You can see our interview here.
Dr. Ronald Zhang left his home city of Beijing to attend the University of Central Florida, and didn’t go back home for eight years.
When he returned, how found there were new buildings and roads and shopping malls, and he almost didn’t recognize the place, never mind couldn’t find his way around.
After catching the American entrepreneurial bug during his time in the States, along with his PhD, Dr. Zhang concluded that what was missing in the GPS, location-based services market was the inside out view.
Google Streetview and Keyhole had captured the outside in view, but Dr. Zhang explains that people spend 90% of their time indoors — at shopping malls, restaurants, and the like. Where was the data feed for them?
And that’s how Palmap came to be founded, a Shanghai-located company now with offices also in Beijing and Xi’an.
Though American entrepreneurialism may seem to be far removed from the Confucian approach to orderly development in the East, that’s precisely what drew Dr. Zhang to the U.S. “With American entrepreneurs, there are no rules, boundaries, you can just go mad and crazy, and only be limited by your imagination. More and more, that’s what’s happening in China, but here (in the U.S.), there’s a spirit that we want to bring back to China.”
Dr. Zhang went on to explain such people “don’t necessarily make revenue yet” but that “they have services that can change the world and make life better.”

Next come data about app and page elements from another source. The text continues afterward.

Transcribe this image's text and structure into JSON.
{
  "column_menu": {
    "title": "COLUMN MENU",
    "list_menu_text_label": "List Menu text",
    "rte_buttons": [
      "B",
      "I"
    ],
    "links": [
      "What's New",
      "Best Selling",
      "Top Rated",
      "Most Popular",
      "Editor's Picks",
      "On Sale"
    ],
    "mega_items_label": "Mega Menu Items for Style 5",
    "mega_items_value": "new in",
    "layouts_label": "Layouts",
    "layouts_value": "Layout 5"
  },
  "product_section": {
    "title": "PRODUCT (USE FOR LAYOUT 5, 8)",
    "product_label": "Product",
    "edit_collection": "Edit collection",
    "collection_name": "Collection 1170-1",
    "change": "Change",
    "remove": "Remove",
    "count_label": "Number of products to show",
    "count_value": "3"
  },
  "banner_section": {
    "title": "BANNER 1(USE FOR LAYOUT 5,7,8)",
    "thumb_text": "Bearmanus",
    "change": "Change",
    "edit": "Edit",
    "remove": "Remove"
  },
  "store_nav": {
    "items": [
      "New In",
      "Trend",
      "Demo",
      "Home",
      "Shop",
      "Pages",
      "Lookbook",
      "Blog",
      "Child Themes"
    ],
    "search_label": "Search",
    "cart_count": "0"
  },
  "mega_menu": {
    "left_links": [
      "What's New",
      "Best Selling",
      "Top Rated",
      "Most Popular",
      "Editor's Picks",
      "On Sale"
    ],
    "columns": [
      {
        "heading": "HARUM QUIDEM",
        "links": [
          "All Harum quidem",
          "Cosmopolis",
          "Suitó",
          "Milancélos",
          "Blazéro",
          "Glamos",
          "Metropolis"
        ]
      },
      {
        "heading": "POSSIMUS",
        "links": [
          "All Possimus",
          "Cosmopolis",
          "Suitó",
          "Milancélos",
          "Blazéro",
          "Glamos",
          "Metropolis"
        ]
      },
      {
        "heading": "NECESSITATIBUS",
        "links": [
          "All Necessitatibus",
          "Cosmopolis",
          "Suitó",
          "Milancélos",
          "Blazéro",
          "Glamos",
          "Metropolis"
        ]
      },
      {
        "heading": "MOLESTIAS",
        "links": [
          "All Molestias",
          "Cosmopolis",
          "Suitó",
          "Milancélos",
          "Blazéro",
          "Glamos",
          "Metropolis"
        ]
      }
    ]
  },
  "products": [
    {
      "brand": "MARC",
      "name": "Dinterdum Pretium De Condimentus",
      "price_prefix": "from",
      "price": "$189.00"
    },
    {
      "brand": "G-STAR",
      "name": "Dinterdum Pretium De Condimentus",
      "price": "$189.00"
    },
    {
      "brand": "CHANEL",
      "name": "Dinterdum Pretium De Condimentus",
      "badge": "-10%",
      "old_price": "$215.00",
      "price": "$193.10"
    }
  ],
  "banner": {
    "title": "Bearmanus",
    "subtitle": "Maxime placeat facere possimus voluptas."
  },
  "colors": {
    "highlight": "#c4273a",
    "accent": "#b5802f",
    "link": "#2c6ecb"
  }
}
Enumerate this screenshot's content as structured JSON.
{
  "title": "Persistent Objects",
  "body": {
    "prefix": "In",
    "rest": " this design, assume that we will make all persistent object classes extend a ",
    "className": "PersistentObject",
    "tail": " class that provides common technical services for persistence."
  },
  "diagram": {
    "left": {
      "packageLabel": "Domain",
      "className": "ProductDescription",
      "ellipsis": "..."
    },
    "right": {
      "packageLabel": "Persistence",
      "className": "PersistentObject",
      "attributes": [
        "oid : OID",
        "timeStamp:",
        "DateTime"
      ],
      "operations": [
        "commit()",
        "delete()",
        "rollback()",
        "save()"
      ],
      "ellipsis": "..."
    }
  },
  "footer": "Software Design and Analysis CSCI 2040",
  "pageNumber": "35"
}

His idea for Palmap started around the time the iPhone was released, and he explained that “the Internet changed everything in China, and those technologies are implemented by people like us. So that’s my dream, to do something with my own mind.”

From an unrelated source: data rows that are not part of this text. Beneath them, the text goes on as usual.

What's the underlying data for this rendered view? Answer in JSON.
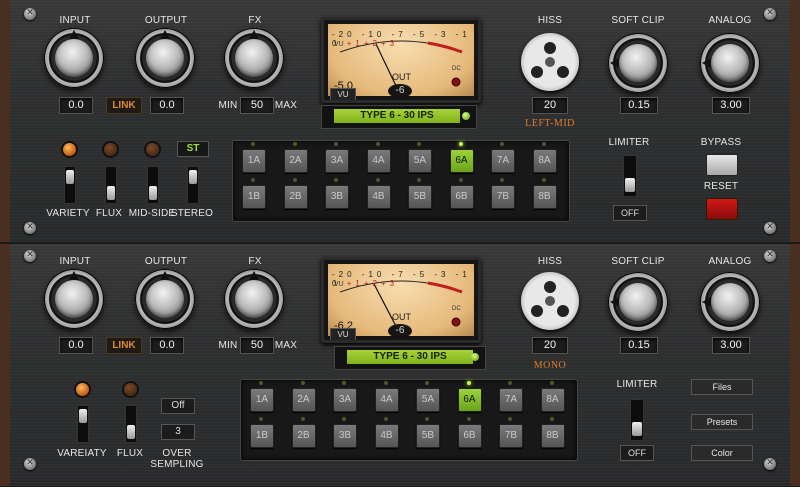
{
  "top": {
    "input_label": "INPUT",
    "output_label": "OUTPUT",
    "fx_label": "FX",
    "hiss_label": "HISS",
    "soft_clip_label": "SOFT CLIP",
    "analog_label": "ANALOG",
    "input_value": "0.0",
    "link": "LINK",
    "output_value": "0.0",
    "fx_min": "MIN",
    "fx_value": "50",
    "fx_max": "MAX",
    "hiss_value": "20",
    "hiss_mode": "LEFT-MID",
    "soft_clip_value": "0.15",
    "analog_value": "3.00",
    "meter": {
      "scale": [
        "VU",
        "-20",
        "-10",
        "-7",
        "-5",
        "-3",
        "-1",
        "0",
        "+1",
        "+2",
        "+3"
      ],
      "out_label": "OUT",
      "dc_label": "DC",
      "left_reading": "-5.0",
      "right_reading": "-6",
      "mode": "VU"
    },
    "type_display": "TYPE 6 - 30 IPS",
    "buttons_row_a": [
      "1A",
      "2A",
      "3A",
      "4A",
      "5A",
      "6A",
      "7A",
      "8A"
    ],
    "buttons_row_b": [
      "1B",
      "2B",
      "3B",
      "4B",
      "5B",
      "6B",
      "7B",
      "8B"
    ],
    "selected_button": "6A",
    "variety_label": "VARIETY",
    "flux_label": "FLUX",
    "midside_label": "MID-SIDE",
    "stereo_label": "STEREO",
    "stereo_value": "ST",
    "limiter_label": "LIMITER",
    "limiter_value": "OFF",
    "bypass_label": "BYPASS",
    "reset_label": "RESET"
  },
  "bottom": {
    "input_label": "INPUT",
    "output_label": "OUTPUT",
    "fx_label": "FX",
    "hiss_label": "HISS",
    "soft_clip_label": "SOFT CLIP",
    "analog_label": "ANALOG",
    "input_value": "0.0",
    "link": "LINK",
    "output_value": "0.0",
    "fx_min": "MIN",
    "fx_value": "50",
    "fx_max": "MAX",
    "hiss_value": "20",
    "hiss_mode": "MONO",
    "soft_clip_value": "0.15",
    "analog_value": "3.00",
    "meter": {
      "scale": [
        "VU",
        "-20",
        "-10",
        "-7",
        "-5",
        "-3",
        "-1",
        "0",
        "+1",
        "+2",
        "+3"
      ],
      "out_label": "OUT",
      "dc_label": "DC",
      "left_reading": "-6.2",
      "right_reading": "-6",
      "mode": "VU"
    },
    "type_display": "TYPE 6 - 30 IPS",
    "buttons_row_a": [
      "1A",
      "2A",
      "3A",
      "4A",
      "5A",
      "6A",
      "7A",
      "8A"
    ],
    "buttons_row_b": [
      "1B",
      "2B",
      "3B",
      "4B",
      "5B",
      "6B",
      "7B",
      "8B"
    ],
    "selected_button": "6A",
    "variety_label": "VAREIATY",
    "flux_label": "FLUX",
    "oversampling_label_1": "OVER",
    "oversampling_label_2": "SEMPLING",
    "oversampling_mode": "Off",
    "oversampling_factor": "3",
    "limiter_label": "LIMITER",
    "limiter_value": "OFF",
    "files_label": "Files",
    "presets_label": "Presets",
    "color_label": "Color"
  },
  "colors": {
    "accent_orange": "#e07a2a",
    "selected_green": "#8cc52a",
    "wood": "#4a2e22",
    "reset_red": "#c01010"
  }
}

Zhang’s ultimate vision with Palmap is to bridge the divide between click-n-mortar and brick-n-mortar, or as he explained it, “online to offline.”
Between those two endpoints — and not unlike his transcendence of two very different worlds, the U.S. and China — Dr. Zhang and his team plan on making a lot of people happy…and then, and perhaps only then, will the money follow.

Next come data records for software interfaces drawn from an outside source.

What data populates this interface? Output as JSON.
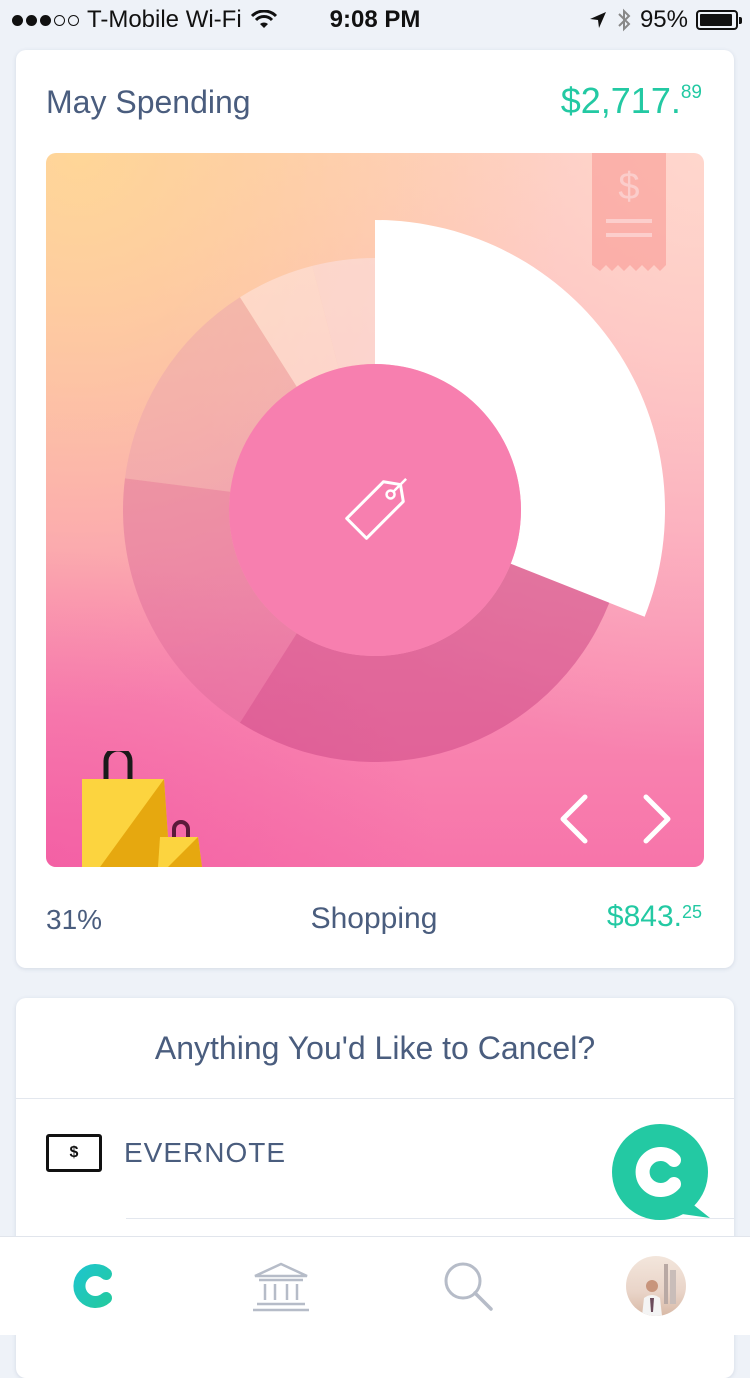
{
  "status_bar": {
    "carrier": "T-Mobile Wi-Fi",
    "time": "9:08 PM",
    "battery": "95%",
    "signal_bars_filled": 3,
    "signal_bars_total": 5,
    "battery_level": 0.95
  },
  "spending": {
    "title": "May Spending",
    "total_main": "$2,717.",
    "total_cents": "89",
    "selected_category": {
      "percent": "31%",
      "name": "Shopping",
      "amount_main": "$843.",
      "amount_cents": "25"
    },
    "icons": {
      "receipt": "receipt-icon",
      "center": "price-tag-icon",
      "bag": "shopping-bag-icon",
      "prev": "chevron-left-icon",
      "next": "chevron-right-icon"
    }
  },
  "chart_data": {
    "type": "pie",
    "style": "donut",
    "selected_index": 0,
    "categories": [
      "Shopping",
      "",
      "",
      "",
      "",
      ""
    ],
    "values": [
      31,
      28,
      18,
      14,
      5,
      4
    ],
    "colors": [
      "#ffffff",
      "#cd4a86",
      "#dc6a9a",
      "#e59ab0",
      "#fde5e2",
      "#fce0e0"
    ],
    "opacities": [
      1,
      0.55,
      0.45,
      0.38,
      0.55,
      0.6
    ]
  },
  "cancel_section": {
    "title": "Anything You'd Like to Cancel?",
    "items": [
      {
        "name": "EVERNOTE",
        "icon_symbol": "$"
      }
    ]
  },
  "tab_bar": {
    "items": [
      "home-logo-icon",
      "bank-icon",
      "search-icon",
      "profile-avatar"
    ],
    "active_index": 0,
    "accent_color": "#1ec6c9"
  },
  "colors": {
    "accent_green": "#23c9a3",
    "text": "#4a5d7e",
    "background": "#eef2f8"
  }
}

This has been an interesting week.
I’ve not been blogging much because I’ve been too busy playing work catchup after SXSW.
Hope you’ve been digging the podcast interviews Scott Laningham and I conducted as much as we did producing them. We talked to some really interesting people here in Austin last week.
Of course, time rolls on, and everything changes, including in the interactive space. I’ve been watching the Google/China situation with great fascination.
When I was in Beijing, it was before the Olympics and I stayed in the Beijing Hilton, and far as I could tell, I never had any issue with Internet filtering.
But boy have Google and China gone at it this week. Last one out turn out the Great Firewall.
My own personal take is that while information wants to be free, China wants to keep it locked up, and Google can’t get a high-enough cost-per-click to make it worth their while.
So they reroute their mainland search queries to the “special administrative region” of Hong Kong, forcing the China government-owned mobile companies to rethink their mobile search deal, and in the end Microsoft’s Bing is the beneficiary.
You really can’t make this stuff up.
Even GoDaddy.Com has told the Chinese to take a domain-sales hike, which is really disappointing, for I was looking forward to someday seeing Danica Patrick scream around the corner Chairman Mao’s visage overlooking Tiananmen Square NASCAR style.
Of course, they may, in fact, be fighting the last Internet war — smartphone traffic has taken off like a rocket, up 193% year-over-year, according to AdMob.
The iPhone leads the way in terms of share, at 50% (up from 33% last year), followed by Android (up from 2% to 24%), and Nokia losing share (from 43% down to 18%…ouch!).
This just in time for Microsoft and FourSquare to start cozying up, with Bing now offering up a Foursquare map application that allows Bing map users to see check-ins on FourSquare.
Hey, maybe the Chinese Communist Party can use Bing maps to see Foursquare check-ins of Google sales reps running around Beijing trying to avert the wrath of the Golden Shield?!